I have an old Mossberg 500 that I'd like to refinish. I got the gun 20 years ago as a teenager, but it's been on loan to my cousin for the last 5. Unfortunately, he doesn't exactly treat my gun the way I would, so the finish is in rough shape. Good news is I don't see any pits, but the metal is almost shiny in places. Receiver is black, and I'm not sure about stripping and blueing, or just blueing the barrel. The question is, is this something I can do effectively at home? And if I do, should I go ahead and do the whole thing?
I have yet to see a home blueing job that looked good ( most looked really spotty).
You might find someone on the internet to do it but It would likely cost as much as a new shotgun.
The other alternative would be the baked on finishes but I don think you can get even an 18" barrel in most ovens so unless its rusting up I would just keep it well oiled and in a dry place
Completely refinishing a Mossberg 500 is going to be a challenge, as the barrel and magazine tube are steel, but the receiver is aluminum. For the steel parts, you can get a bottle of touch-up cold-blue solution at most well-stocked gun shops, or at Brownells:
(get the 8-ounce size to do an entire barrel and mag tube; you'll probably have some left over, but that's better than getting caught short)
Use the instructions in the second link, and you'll probably end up with decent results. For the receiver, there are touch-up "pens" (like a permanent marker, for fixing scratches) or acidic solutions used to re-darken aluminum (they are a bit harder to use than the steel blueing solutions), but they almost NEVER match the old aluminum finish, and durability can be weak, too, as exposed/scratched aluminum is soft (as metals go).
If I were you, I'd use a cold-blue solution to touch-up the barrel and magazine tube; and other than deep scratches or worn/dented edges (where I might use a touch-up "pen"), I'd probably just leave the receiver alone.
Blue jobs win or lose on the basis of the preparation.
Home blue jobs look bad because the preparation was bad.
You must first strive for a high-quality surface polish. It doesn't have to be shiny. Dull, with even and tiny scratches is just fine.
To do this, a smooth block of wood is your best friend.

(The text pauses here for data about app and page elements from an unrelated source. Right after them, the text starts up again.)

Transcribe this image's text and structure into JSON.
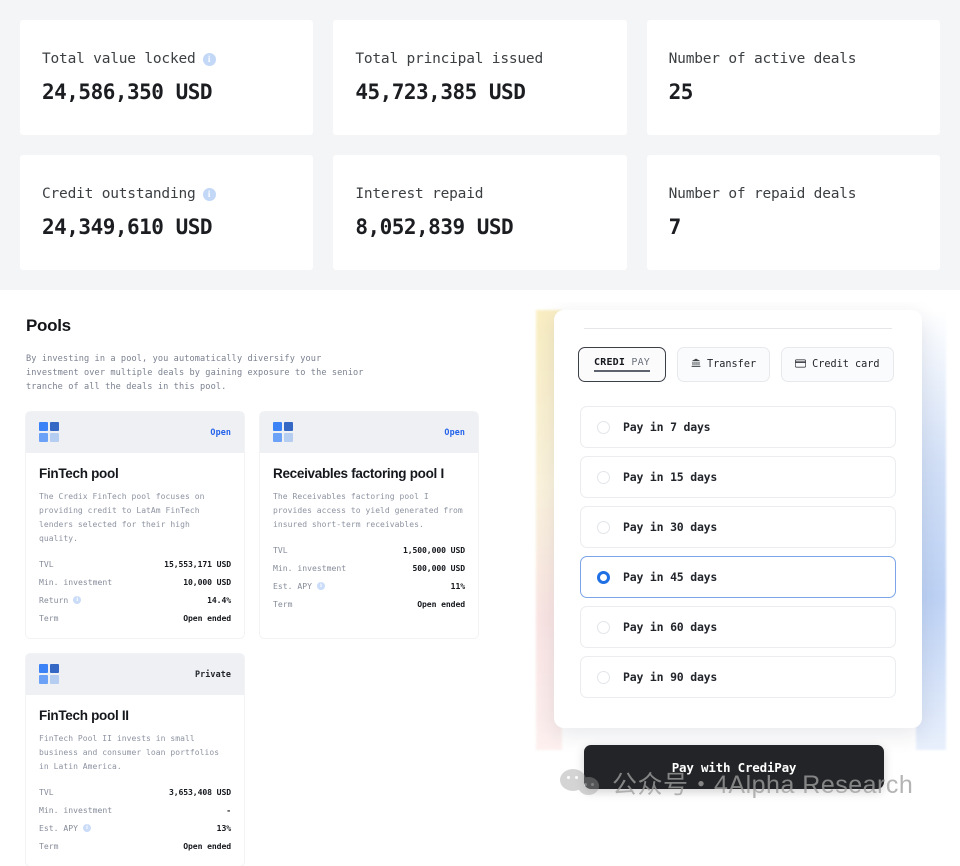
{
  "stats": [
    {
      "label": "Total value locked",
      "value": "24,586,350 USD",
      "info": true
    },
    {
      "label": "Total principal issued",
      "value": "45,723,385 USD",
      "info": false
    },
    {
      "label": "Number of active deals",
      "value": "25",
      "info": false
    },
    {
      "label": "Credit outstanding",
      "value": "24,349,610 USD",
      "info": true
    },
    {
      "label": "Interest repaid",
      "value": "8,052,839 USD",
      "info": false
    },
    {
      "label": "Number of repaid deals",
      "value": "7",
      "info": false
    }
  ],
  "pools": {
    "title": "Pools",
    "description": "By investing in a pool, you automatically diversify your investment over multiple deals by gaining exposure to the senior tranche of all the deals in this pool.",
    "cards": [
      {
        "badge": "Open",
        "badge_type": "open",
        "name": "FinTech pool",
        "description": "The Credix FinTech pool focuses on providing credit to LatAm FinTech lenders selected for their high quality.",
        "rows": [
          {
            "key": "TVL",
            "value": "15,553,171 USD",
            "info": false
          },
          {
            "key": "Min. investment",
            "value": "10,000 USD",
            "info": false
          },
          {
            "key": "Return",
            "value": "14.4%",
            "info": true
          },
          {
            "key": "Term",
            "value": "Open ended",
            "info": false
          }
        ]
      },
      {
        "badge": "Open",
        "badge_type": "open",
        "name": "Receivables factoring pool I",
        "description": "The Receivables factoring pool I provides access to yield generated from insured short-term receivables.",
        "rows": [
          {
            "key": "TVL",
            "value": "1,500,000 USD",
            "info": false
          },
          {
            "key": "Min. investment",
            "value": "500,000 USD",
            "info": false
          },
          {
            "key": "Est. APY",
            "value": "11%",
            "info": true
          },
          {
            "key": "Term",
            "value": "Open ended",
            "info": false
          }
        ]
      },
      {
        "badge": "Private",
        "badge_type": "private",
        "name": "FinTech pool II",
        "description": "FinTech Pool II invests in small business and consumer loan portfolios in Latin America.",
        "rows": [
          {
            "key": "TVL",
            "value": "3,653,408 USD",
            "info": false
          },
          {
            "key": "Min. investment",
            "value": "-",
            "info": false
          },
          {
            "key": "Est. APY",
            "value": "13%",
            "info": true
          },
          {
            "key": "Term",
            "value": "Open ended",
            "info": false
          }
        ]
      }
    ]
  },
  "pay": {
    "tabs": [
      {
        "id": "credipay",
        "brand_bold": "CREDI",
        "brand_light": "PAY",
        "active": true
      },
      {
        "id": "transfer",
        "label": "Transfer",
        "icon": "bank-icon",
        "glyph": "Ἶ6",
        "active": false
      },
      {
        "id": "credit-card",
        "label": "Credit card",
        "icon": "credit-card-icon",
        "glyph": "▤",
        "active": false
      }
    ],
    "options": [
      {
        "label": "Pay in 7 days",
        "selected": false
      },
      {
        "label": "Pay in 15 days",
        "selected": false
      },
      {
        "label": "Pay in 30 days",
        "selected": false
      },
      {
        "label": "Pay in 45 days",
        "selected": true
      },
      {
        "label": "Pay in 60 days",
        "selected": false
      },
      {
        "label": "Pay in 90 days",
        "selected": false
      }
    ],
    "submit_label": "Pay with CrediPay"
  },
  "watermark": {
    "text": "公众号・4Alpha Research"
  },
  "colors": {
    "accent_blue": "#2563eb",
    "selected_border": "#7ba5e8",
    "panel_bg": "#f4f5f7",
    "dark_button": "#222427"
  }
}
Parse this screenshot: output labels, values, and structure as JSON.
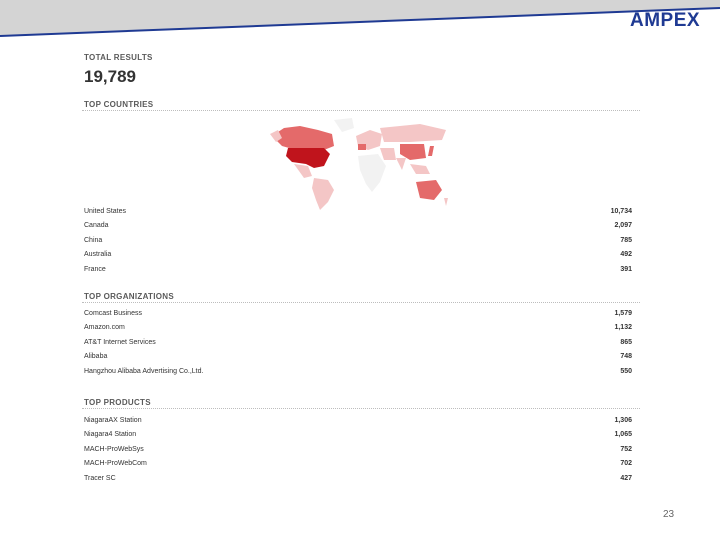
{
  "brand": {
    "name": "AMPEX"
  },
  "summary": {
    "total_label": "TOTAL RESULTS",
    "total_value": "19,789"
  },
  "top_countries": {
    "title": "TOP COUNTRIES",
    "rows": [
      {
        "name": "United States",
        "value": "10,734"
      },
      {
        "name": "Canada",
        "value": "2,097"
      },
      {
        "name": "China",
        "value": "785"
      },
      {
        "name": "Australia",
        "value": "492"
      },
      {
        "name": "France",
        "value": "391"
      }
    ]
  },
  "top_organizations": {
    "title": "TOP ORGANIZATIONS",
    "rows": [
      {
        "name": "Comcast Business",
        "value": "1,579"
      },
      {
        "name": "Amazon.com",
        "value": "1,132"
      },
      {
        "name": "AT&T Internet Services",
        "value": "865"
      },
      {
        "name": "Alibaba",
        "value": "748"
      },
      {
        "name": "Hangzhou Alibaba Advertising Co.,Ltd.",
        "value": "550"
      }
    ]
  },
  "top_products": {
    "title": "TOP PRODUCTS",
    "rows": [
      {
        "name": "NiagaraAX Station",
        "value": "1,306"
      },
      {
        "name": "Niagara4 Station",
        "value": "1,065"
      },
      {
        "name": "MACH-ProWebSys",
        "value": "752"
      },
      {
        "name": "MACH-ProWebCom",
        "value": "702"
      },
      {
        "name": "Tracer SC",
        "value": "427"
      }
    ]
  },
  "page": {
    "number": "23"
  },
  "colors": {
    "brand": "#1f3a93",
    "map_dark": "#c0141c",
    "map_mid": "#e46a6a",
    "map_light": "#f4c6c6",
    "map_none": "#f2f2f2"
  }
}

Wrap progressively finer and finer grades of emery paper or cloth around the wood, and polish in only one direction, the same direction on every part.
When you have polished with 150 grit, next maybe go to 200 or 300 grit, then you go to 400 grit. Each time you change grit, you need to polish at right angles (90°) to the previous grit's polishing. Then go to 600 grit, changing the direction of rubbing again. And so on, all the way down to crocus cloth, if you want a pretty-smooth polish.
Then get one of Brownells' cold blues, maybe Oxpho Blue, and follow the chemical's instructions to the letter.
When you pay a gunsmith to blue a gun, most of the money goes into the polishing job.
Do it yourself and save.
Likewise Birchwood/Casey has "Aluminum Black" which works on aluminum, a little harder to find, but it's out there, been using it on my 92's frame for years as a touch up.
Thanks for the information. It sounds like something I'd like to tackle. I've refinished several motorcycle components in the past, and while it is a different process, the core is the same. Prep time will be the biggest investment, and that's just fine with me. Just gives me an excuse to spend several hours out in the shop. When I get ready to start the project, I'll take some "before" pictures. Who knows? It may turn out great.
Heck, you already have some metalworking and refinishing experience, what sounds like a good attitude, and you seem willing to invest the time to do the prep work right (rushing/lack-of-patience is the downfall of many folks). Given all this, it's likely to turn out just fine, or at very least, far better than what it looks like right now.
Go for it!
Post some before and after pics, I'd like to see how it comes out. Make us all proud.